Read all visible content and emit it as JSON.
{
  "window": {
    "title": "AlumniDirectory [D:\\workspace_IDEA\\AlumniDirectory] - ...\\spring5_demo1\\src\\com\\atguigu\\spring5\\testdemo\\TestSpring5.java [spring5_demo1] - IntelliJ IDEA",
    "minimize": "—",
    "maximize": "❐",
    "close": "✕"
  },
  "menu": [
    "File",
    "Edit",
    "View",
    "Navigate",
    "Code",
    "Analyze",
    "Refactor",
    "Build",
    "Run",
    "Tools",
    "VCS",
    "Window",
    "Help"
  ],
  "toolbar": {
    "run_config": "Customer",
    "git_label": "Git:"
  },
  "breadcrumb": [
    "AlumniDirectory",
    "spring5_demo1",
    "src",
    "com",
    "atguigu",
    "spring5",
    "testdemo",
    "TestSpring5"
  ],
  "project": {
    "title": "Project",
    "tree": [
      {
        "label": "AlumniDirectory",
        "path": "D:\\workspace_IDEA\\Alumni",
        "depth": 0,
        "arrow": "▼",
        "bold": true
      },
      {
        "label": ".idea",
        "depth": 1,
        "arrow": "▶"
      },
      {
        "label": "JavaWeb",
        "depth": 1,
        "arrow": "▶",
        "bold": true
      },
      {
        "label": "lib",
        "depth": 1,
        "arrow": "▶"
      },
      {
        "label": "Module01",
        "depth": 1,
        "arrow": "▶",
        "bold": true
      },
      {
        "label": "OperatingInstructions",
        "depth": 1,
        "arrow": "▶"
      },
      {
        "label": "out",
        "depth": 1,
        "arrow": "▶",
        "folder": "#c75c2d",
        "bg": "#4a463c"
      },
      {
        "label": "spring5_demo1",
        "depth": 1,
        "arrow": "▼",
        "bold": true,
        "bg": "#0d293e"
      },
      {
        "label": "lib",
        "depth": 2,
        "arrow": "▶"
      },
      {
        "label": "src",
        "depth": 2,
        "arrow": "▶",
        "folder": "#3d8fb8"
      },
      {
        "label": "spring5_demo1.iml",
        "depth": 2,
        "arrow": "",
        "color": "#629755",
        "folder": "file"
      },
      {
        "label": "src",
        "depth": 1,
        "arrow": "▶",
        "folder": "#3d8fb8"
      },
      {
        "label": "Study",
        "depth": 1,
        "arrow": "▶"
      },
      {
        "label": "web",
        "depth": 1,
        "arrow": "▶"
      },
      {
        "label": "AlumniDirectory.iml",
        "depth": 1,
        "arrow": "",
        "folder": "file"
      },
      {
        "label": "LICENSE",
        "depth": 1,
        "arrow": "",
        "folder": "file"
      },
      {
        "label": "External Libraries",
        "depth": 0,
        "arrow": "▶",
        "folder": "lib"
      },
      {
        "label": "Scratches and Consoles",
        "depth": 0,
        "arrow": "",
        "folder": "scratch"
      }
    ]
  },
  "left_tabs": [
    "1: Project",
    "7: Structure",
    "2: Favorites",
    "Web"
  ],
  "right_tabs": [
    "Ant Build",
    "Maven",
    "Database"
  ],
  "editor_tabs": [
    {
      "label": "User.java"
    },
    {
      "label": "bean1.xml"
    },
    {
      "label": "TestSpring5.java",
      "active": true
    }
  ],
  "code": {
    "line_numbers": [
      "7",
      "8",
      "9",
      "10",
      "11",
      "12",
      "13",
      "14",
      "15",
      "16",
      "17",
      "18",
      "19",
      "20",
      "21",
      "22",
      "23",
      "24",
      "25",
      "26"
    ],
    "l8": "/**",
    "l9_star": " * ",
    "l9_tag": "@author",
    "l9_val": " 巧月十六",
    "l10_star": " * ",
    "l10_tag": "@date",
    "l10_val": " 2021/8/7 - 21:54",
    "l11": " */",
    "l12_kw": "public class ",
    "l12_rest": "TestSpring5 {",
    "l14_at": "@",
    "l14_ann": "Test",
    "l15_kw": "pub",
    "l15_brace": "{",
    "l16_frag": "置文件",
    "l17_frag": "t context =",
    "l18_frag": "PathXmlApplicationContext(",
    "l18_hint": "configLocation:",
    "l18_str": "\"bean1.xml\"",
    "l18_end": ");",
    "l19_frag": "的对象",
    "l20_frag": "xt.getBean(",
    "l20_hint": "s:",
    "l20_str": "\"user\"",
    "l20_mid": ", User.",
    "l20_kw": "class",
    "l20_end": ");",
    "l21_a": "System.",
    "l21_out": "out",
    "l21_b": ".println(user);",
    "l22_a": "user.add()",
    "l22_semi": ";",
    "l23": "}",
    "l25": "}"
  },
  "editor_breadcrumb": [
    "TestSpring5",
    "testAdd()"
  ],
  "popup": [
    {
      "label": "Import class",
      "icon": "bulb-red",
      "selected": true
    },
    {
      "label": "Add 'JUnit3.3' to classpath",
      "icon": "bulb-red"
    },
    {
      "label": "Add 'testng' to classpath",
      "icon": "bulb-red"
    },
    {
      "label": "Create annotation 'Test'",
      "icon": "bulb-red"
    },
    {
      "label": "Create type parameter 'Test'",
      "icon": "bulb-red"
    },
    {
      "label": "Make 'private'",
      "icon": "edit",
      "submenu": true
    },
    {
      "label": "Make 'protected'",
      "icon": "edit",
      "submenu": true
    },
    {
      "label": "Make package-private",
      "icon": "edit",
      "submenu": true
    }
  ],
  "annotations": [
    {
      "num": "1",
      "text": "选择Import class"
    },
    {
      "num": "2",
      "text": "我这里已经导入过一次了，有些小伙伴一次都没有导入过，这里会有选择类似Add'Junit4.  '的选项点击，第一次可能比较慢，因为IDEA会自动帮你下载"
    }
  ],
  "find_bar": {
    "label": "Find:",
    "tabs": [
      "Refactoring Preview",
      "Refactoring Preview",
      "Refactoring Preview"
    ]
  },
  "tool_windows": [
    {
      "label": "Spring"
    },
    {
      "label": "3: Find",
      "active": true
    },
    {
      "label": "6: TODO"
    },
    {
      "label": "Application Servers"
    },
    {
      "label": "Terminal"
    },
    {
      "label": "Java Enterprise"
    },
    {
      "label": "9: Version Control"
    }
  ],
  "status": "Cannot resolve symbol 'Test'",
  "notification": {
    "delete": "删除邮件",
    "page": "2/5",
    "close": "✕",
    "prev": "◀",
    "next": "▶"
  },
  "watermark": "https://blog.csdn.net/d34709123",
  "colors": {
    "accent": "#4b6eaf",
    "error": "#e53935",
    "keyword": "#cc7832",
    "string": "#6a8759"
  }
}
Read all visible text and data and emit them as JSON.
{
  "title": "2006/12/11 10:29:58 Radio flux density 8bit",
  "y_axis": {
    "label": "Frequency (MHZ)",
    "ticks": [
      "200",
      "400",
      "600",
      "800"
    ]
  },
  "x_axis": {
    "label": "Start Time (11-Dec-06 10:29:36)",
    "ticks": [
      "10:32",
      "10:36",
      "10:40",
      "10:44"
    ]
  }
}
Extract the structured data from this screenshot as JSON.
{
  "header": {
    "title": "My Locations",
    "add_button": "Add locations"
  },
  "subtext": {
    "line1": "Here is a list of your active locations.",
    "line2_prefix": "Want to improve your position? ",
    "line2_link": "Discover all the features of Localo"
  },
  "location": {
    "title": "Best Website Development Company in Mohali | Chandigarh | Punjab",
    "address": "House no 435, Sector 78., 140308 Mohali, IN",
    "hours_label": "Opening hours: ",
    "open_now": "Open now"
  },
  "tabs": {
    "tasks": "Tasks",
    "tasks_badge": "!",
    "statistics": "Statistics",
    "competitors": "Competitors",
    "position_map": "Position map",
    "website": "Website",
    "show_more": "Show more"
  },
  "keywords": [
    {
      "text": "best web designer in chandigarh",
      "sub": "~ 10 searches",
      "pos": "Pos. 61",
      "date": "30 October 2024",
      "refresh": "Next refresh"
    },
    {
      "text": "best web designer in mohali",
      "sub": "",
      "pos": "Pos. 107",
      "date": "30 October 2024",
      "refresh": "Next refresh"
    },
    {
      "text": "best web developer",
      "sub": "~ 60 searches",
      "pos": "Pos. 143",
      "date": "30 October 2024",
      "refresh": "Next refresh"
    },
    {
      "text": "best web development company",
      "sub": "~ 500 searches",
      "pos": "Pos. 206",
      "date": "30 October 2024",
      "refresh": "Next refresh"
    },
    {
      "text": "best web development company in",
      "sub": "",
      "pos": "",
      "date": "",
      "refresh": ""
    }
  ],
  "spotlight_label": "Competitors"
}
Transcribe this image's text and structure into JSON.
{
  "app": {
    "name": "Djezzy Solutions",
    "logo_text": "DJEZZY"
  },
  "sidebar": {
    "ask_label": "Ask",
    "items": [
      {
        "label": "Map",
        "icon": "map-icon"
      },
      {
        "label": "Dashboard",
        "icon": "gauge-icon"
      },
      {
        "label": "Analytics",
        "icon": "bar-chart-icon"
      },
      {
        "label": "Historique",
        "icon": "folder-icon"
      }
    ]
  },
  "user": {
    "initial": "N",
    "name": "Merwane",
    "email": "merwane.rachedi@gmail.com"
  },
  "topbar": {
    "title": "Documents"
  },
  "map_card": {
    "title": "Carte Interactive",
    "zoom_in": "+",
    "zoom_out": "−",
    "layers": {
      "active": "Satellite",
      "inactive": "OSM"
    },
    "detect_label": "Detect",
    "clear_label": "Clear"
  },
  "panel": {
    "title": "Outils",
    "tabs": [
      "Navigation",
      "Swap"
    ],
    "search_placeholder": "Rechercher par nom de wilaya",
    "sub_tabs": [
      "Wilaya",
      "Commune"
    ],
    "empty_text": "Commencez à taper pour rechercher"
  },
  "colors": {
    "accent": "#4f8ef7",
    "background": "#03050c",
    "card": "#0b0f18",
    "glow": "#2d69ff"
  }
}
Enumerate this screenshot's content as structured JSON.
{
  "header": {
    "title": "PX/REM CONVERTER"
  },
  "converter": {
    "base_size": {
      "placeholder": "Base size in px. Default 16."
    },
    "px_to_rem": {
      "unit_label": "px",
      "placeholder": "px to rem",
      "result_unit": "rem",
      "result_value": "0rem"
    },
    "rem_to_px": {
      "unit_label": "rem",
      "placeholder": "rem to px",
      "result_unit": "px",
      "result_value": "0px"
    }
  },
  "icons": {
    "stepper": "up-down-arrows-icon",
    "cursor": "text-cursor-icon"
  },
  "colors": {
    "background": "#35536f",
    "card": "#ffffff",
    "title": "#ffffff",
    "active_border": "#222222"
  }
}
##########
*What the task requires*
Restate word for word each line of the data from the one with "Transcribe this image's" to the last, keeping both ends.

*Exercise response*
Transcribe this image's text and structure into JSON.
{
  "app": {
    "name": "Djezzy Solutions",
    "logo_text": "DJEZZY"
  },
  "sidebar": {
    "ask_label": "Ask",
    "items": [
      {
        "label": "Map",
        "icon": "map-icon"
      },
      {
        "label": "Dashboard",
        "icon": "gauge-icon"
      },
      {
        "label": "Analytics",
        "icon": "bar-chart-icon"
      },
      {
        "label": "Historique",
        "icon": "folder-icon"
      }
    ]
  },
  "user": {
    "initial": "N",
    "name": "Merwane",
    "email": "merwane.rachedi@gmail.com"
  },
  "topbar": {
    "title": "Documents"
  },
  "map_card": {
    "title": "Carte Interactive",
    "zoom_in": "+",
    "zoom_out": "−",
    "layers": {
      "active": "Satellite",
      "inactive": "OSM"
    },
    "detect_label": "Detect",
    "clear_label": "Clear"
  },
  "panel": {
    "title": "Outils",
    "tabs": [
      "Navigation",
      "Swap"
    ],
    "search_placeholder": "Rechercher par nom de wilaya",
    "sub_tabs": [
      "Wilaya",
      "Commune"
    ],
    "empty_text": "Commencez à taper pour rechercher"
  },
  "colors": {
    "accent": "#4f8ef7",
    "background": "#03050c",
    "card": "#0b0f18",
    "glow": "#2d69ff"
  }
}
Enumerate this screenshot's content as structured JSON.
{
  "header": {
    "title": "PX/REM CONVERTER"
  },
  "converter": {
    "base_size": {
      "placeholder": "Base size in px. Default 16."
    },
    "px_to_rem": {
      "unit_label": "px",
      "placeholder": "px to rem",
      "result_unit": "rem",
      "result_value": "0rem"
    },
    "rem_to_px": {
      "unit_label": "rem",
      "placeholder": "rem to px",
      "result_unit": "px",
      "result_value": "0px"
    }
  },
  "icons": {
    "stepper": "up-down-arrows-icon",
    "cursor": "text-cursor-icon"
  },
  "colors": {
    "background": "#35536f",
    "card": "#ffffff",
    "title": "#ffffff",
    "active_border": "#222222"
  }
}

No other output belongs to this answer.